Our society is not set up to help people--no universal health care, no employment safety nets. We have to worry about a huge percentage of the population not having basic needs. We don't need arguing over CDC recommendations.

Thanks again--Bridge has been a wonderful resource for Michiganders in this crisis.

Dj
Sun, 03/15/2020 - 3:22pm

I have a report that says this. No I have a report that says that... Fact is if you are fortunate enough to be able to lockdown, you decrease your risk of exposure. There’s safety in numbers, including the number of days away from sick people! Be safe but be smart.

Iron mountain mi
Tue, 03/17/2020 - 11:18am

Tues march 18 am. I'm Conflicted with our government and govenor in Michigan.
I was a flat lander for 30 years now a yooper for 30 years now.
PLEASE..close the auto industries and MANDATE mandatory screening for those who want to cross the mackinaw bridge.
WE don't have the resources in the Upper Peninsula of Michigan like the lower has.
We are the forgetting part of this state.
Please help us too.

Fuzzbean
Thu, 03/19/2020 - 12:09am

Obviously three weeks is not enough. Duh. They just don't want people freaking out if they tell them no school until September or no school until the vaccine is ready in 2021. Three weeks is just a start, and to give them time to think.

TEF
Mon, 03/23/2020 - 12:00pm

"Hong Kong, which closed its schools, had no better success reducing the spread of coronavirus than Singapore, which didn’t close its schools, according to the CDC."

So why are we closing the schools at all? We didn't close the schools for the flu seasons that have posed far greater threats to our children. This pandemic is becoming more of a panic than a medical crisis. We have lived through much worse without the public doing more than raising an eyebrow.

David Jones
Mon, 03/23/2020 - 2:03pm

Michigan is so far behind other states. Florida closed all schools and gave the students in 11th grade and under the option to redo that year or move on. My kids school still says they will be open April 13th. Come on Michigan pull your heads out of the sand.

David Jones
Mon, 03/23/2020 - 2:04pm
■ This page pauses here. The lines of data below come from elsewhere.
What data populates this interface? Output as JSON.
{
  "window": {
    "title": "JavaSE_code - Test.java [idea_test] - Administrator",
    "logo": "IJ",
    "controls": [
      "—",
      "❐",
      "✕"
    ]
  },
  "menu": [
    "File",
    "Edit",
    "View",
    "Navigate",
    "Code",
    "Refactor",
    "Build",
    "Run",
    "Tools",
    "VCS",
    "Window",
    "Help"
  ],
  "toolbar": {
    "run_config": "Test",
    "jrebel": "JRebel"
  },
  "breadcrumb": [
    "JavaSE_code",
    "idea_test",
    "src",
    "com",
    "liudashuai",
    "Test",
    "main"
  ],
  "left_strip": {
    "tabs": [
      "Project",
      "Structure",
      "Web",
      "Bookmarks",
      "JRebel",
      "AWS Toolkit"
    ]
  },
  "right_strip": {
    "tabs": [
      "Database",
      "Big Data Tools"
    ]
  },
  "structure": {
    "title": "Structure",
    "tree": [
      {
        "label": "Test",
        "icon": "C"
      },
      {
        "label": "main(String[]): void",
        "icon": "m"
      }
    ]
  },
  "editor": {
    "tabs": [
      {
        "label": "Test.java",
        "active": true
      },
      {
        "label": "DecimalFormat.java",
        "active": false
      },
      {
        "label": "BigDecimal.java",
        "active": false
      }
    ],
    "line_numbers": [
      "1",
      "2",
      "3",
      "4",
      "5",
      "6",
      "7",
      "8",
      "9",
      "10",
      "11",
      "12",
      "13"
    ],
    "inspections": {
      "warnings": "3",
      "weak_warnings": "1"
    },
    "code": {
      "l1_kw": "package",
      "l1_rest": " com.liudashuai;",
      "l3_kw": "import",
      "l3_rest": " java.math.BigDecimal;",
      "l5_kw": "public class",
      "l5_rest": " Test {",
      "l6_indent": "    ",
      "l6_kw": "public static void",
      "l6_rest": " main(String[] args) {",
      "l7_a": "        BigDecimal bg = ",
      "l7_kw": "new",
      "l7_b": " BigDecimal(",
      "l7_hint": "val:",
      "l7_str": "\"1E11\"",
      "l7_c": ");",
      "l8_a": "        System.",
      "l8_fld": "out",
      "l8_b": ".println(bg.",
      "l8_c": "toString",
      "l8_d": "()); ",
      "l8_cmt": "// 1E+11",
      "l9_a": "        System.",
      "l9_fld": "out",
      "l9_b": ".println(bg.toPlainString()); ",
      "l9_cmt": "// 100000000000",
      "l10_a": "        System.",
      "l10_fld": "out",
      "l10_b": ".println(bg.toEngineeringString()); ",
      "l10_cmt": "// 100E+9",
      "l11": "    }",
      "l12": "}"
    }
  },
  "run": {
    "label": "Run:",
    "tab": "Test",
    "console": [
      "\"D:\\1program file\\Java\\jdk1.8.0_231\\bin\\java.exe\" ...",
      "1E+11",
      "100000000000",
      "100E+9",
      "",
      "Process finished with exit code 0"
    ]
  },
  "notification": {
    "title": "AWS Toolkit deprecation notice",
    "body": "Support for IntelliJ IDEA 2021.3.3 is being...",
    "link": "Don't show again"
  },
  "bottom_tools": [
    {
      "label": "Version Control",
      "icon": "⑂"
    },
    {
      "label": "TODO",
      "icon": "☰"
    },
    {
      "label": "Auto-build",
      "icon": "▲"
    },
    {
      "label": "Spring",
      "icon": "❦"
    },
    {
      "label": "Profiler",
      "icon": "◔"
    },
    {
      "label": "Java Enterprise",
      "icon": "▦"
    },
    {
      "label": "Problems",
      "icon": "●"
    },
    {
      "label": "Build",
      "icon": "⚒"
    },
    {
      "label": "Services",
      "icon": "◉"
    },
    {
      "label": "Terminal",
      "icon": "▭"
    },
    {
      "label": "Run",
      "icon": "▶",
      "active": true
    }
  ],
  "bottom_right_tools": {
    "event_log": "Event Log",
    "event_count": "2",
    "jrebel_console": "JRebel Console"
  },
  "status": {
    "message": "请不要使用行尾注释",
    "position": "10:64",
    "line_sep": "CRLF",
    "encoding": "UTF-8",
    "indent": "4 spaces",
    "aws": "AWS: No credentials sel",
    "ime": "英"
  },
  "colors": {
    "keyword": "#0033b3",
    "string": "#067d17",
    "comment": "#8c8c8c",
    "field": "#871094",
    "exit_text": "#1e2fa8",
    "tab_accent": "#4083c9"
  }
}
Michigan is so far behind other states. Florida closed all schools and gave the students in 11th grade and under the option to redo that year or move on. My kids school still says they will be open April 13th. Come on Michigan pull your heads out of the sand.

Mark
Mon, 03/30/2020 - 2:29am

Ok so all this tells us is that the CDC is also run by morons and should be ignored.

NOTHING MORE THAN A REALLY BAD FLU SEASON, MOVE ON NOTHING TO SEE HERE.

Situation normal.

Go out and act like nothing happened. I am. This chinese "virus" is a joke along with all the hysteria-causing media and bureaucrats who are fuming about it.